Yarasheski KE. Managing sarcopenia with progressive resistance exercise training. J Nutr Health Aging. 2002;6(5):349-56.

Tucker LA. Physical activity and telomere length in U.S. men and women: An NHANES investigation. Prev Med. 2017;100:145-51.

Cholewa J, Guimaraes-Ferreira L, da Silva Teixeira T, Naimo MA, Zhi X, de Sa RB et al. Basic models modeling resistance training: an update for basic scientists interested in study skeletal muscle hypertrophy. J Cell Physiol. 2014;229(9):1148-56.

Kraschnewski JL, Sciamanna CN, Poger JM, Rovniak LS, Lehman EB, Cooper AB et al. Is strength training associated with mortality benefits? A 15-year cohort study of US older adults. Prev Med. 2016;87:121-7.

Borde R, Hortobagyi T, Granacher U. Dose-response relationships of resistance training in healthy old adults: A systematic review and meta-analysis. Sports Med. 2015;45(12):1693-720.

Stec MJ, Thalacker-Mercer A, Mayhew DL, Kelly NA, Tuggle SC, Merritt EK et al. Randomized, four-arm, dose-response clinical trial to optimize resistance exercise training for older adults with age-related muscle atrophy. Exp Gerontol. 2017;99:98-109.

Fisher JP, Steele J, Gentil P, Giessing J, Westcott WL. A minimal dose approach to resistance training for the older adult; the prophylactic for aging. Exp Gerontol. 2017;99:80-6. About the National Health and Examination Survey. 2017.

Sabharwal S, Wilson H, Reilly P, Gupte CM. Heterogeneity of the definition of elderly age in current orthopaedic research. Springerplus. 2015;4:516.

Barbat-Artigas S, Rolland Y, Zamboni M, Aubertin-Leheudre M. How to assess functional status: a new muscle quality index. J Nutr Health Aging. 2012;16(1):67-77.

Keevil VL, Romero-Ortuno R. Ageing well: a review of sarcopenia and frailty. Proc Nutr Soc. 2015;74(4):337-47.

Lacroix A, Hortobagyi T, Beurskens R, Granacher U. Effects of supervised vs. unsupervised training programs on balance and muscle strength in older adults: A systematic review and meta-analysis.

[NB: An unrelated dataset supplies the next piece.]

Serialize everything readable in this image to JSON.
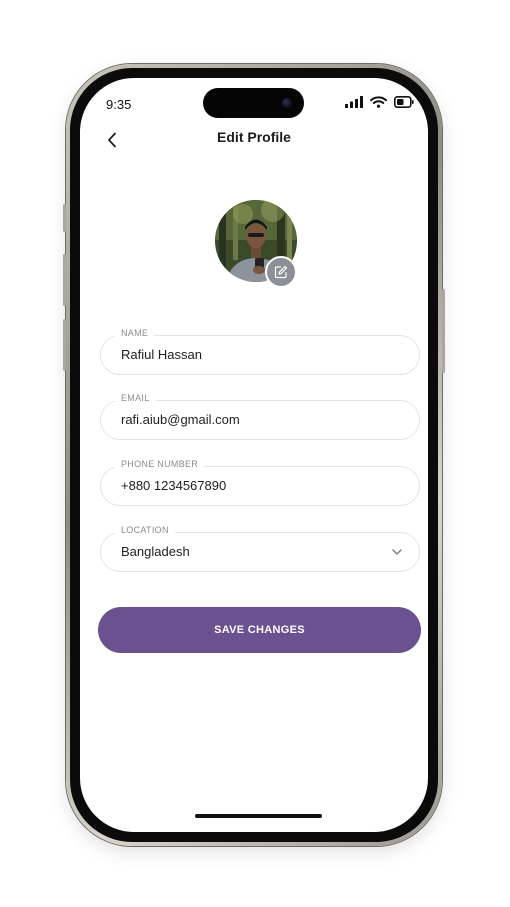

Sports Med. 2017;47(11):2341-61.

von Haehling S, Morley JE, Coats AJS, Anker SD. Ethical guidelines for publishing in the journal of cachexia, sarcopenia and muscle: update 2017. J Cachexia Sarcopenia Muscle. 2017;8(6):1081-3.



  • There are currently no refbacks.